On the other hand, sending video over a wireless signal introduces latency and stuttering. Nobody's figured out how to beam low-latency, high-res video from a PC to a display yet. And at 90 frames per second? Forget about it.
The crux of the matter: The HTC Vive is probably wired in some way, but what does that mean for the much-vaunted 15 ft. movement diameter? Is this secretly Valve's Steam in-home streaming push? Can I go wireless and then stream cutting-edge PC games at 90 frames per second to the device? Not likely. But it's a nice dream.
What is SteamVR, really?
That brings us to the final question: What is SteamVR?
HTC and Valve definitely collaborated on Vive, but Valve also collaborated with about a dozen manufacturers for Steam Machines. Are the base stations "SteamVR"? Is Vive SteamVR? Or is Vive simply a platform that will host SteamVR?
Valve's currently the big unknown in this whole formula, and it's keeping a tight lid on things until GDC gets under way. If Valve shared VR knowledge with HTC, it's not out of the realm of possibility that knowledge was shared with other manufacturers too. Will we see other SteamVR hardware in the near future? Is SteamVR actually just a VR-enabled Steam storefront?

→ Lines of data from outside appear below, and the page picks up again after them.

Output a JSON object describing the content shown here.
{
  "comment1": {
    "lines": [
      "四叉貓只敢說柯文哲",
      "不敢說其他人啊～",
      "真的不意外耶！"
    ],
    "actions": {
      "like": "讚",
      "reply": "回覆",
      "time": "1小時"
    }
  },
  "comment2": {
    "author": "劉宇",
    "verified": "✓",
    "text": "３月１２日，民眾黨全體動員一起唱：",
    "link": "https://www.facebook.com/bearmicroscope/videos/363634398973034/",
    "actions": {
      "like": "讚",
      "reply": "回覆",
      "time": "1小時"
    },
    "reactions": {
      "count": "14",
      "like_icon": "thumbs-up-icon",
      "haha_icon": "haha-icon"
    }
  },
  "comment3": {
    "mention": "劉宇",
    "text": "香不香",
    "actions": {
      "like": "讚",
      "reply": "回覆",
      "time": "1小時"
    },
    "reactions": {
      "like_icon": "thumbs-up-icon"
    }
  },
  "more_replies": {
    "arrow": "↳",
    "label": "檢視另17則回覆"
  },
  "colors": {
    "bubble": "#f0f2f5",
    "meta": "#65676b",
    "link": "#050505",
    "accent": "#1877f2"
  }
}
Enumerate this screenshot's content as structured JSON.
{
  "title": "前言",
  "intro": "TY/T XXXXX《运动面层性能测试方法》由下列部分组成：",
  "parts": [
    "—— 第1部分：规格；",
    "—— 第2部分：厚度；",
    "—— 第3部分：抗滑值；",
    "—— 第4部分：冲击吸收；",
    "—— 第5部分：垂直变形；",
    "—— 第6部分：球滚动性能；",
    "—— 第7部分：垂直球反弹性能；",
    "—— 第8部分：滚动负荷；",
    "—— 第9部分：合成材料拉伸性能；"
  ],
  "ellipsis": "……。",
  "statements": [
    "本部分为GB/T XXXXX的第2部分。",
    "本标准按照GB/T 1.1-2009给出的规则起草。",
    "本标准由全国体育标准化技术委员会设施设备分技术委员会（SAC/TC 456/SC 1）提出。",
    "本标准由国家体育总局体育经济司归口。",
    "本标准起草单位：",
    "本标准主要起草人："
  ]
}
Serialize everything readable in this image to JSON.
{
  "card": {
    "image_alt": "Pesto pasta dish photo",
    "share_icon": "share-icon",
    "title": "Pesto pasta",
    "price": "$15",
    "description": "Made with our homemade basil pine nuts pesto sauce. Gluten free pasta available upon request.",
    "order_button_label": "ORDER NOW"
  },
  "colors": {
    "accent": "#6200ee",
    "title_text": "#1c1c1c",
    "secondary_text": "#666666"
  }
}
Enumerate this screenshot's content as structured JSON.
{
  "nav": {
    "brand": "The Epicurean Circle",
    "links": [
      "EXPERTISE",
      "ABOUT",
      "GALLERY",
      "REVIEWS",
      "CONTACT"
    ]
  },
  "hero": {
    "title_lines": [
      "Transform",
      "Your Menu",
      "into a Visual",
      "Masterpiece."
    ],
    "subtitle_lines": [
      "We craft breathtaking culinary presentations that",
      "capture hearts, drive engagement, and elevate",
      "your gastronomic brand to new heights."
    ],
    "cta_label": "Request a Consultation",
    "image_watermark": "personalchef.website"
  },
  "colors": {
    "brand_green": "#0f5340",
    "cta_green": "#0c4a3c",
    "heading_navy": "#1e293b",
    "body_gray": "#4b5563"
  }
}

And so many other questions remain. How do HTC and Valve deal with how disorienting it is to walk around with your vision obscured? What happens if I set one of the hand trackers down and just walk away? Will friends and family make fun of me while wearing it?
All important questions, and we'll hopefully have some answers to bring you after our hands-on time later this week. Until then, stay tuned to PCWorld for more GDC coverage all week long, or follow me on Twitter for up-to-the-minute news. Feel free to shoot me your questions, compliments, and displeasures.
Sign up for CIO Asia eNewsletters.